For J. E. B.
The Blue Ridges of Appalachia fold around us, as we become mimicry along the banks of the French Broad River, the landscape making anticlines of our bodies. We fault, converge into a décollement, as the sun sinks and turns the sky Hermitage — a warmth in that flash of pastel green. It is my last night in Tennessee and there is no moon, only the endless cantata of Vega and the bustle of an ancient river — older than the earth it cuts into infinite pieces.

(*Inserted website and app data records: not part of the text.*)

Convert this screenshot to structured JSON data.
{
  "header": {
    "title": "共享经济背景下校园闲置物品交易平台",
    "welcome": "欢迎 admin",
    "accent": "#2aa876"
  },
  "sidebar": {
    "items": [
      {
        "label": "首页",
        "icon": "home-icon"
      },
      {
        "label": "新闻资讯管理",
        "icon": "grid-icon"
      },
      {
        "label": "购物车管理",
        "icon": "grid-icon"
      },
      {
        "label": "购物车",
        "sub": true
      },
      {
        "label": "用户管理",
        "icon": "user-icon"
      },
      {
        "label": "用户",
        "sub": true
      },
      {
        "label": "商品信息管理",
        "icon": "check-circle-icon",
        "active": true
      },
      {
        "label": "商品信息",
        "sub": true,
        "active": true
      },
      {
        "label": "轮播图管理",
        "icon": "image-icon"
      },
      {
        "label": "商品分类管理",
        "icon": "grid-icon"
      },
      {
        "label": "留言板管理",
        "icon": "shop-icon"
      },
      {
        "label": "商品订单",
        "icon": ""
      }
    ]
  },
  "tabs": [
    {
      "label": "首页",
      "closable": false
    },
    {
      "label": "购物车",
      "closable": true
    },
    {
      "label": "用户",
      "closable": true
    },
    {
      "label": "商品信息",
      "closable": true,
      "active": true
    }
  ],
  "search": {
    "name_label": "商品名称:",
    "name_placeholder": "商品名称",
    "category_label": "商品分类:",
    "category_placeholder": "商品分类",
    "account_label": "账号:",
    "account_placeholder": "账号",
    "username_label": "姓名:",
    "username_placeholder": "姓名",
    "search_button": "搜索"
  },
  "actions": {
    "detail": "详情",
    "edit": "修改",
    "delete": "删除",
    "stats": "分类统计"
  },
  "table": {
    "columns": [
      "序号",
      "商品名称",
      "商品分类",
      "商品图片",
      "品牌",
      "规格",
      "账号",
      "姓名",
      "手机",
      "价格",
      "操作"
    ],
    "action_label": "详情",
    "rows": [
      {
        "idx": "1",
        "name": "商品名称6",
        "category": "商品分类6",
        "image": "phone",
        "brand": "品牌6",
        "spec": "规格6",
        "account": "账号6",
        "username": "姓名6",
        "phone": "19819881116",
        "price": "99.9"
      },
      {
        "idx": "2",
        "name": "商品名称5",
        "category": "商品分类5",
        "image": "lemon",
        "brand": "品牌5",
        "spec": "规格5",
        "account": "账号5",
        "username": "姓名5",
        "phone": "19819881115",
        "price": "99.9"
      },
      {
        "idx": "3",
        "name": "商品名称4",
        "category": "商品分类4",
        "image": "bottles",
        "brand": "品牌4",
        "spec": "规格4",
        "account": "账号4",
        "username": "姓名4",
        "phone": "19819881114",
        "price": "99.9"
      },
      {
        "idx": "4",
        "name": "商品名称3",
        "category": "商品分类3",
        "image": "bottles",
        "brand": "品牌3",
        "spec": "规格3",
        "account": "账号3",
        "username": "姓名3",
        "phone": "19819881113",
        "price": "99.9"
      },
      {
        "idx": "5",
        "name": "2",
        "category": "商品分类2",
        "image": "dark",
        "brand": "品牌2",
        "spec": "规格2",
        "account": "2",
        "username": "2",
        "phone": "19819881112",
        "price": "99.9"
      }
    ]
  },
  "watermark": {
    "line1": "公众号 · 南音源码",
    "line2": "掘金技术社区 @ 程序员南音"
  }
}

I never thought I could make this place home, only to do so in Johnson City in the arms of a woman who held so much of me — our hands full with the hills we made of each other.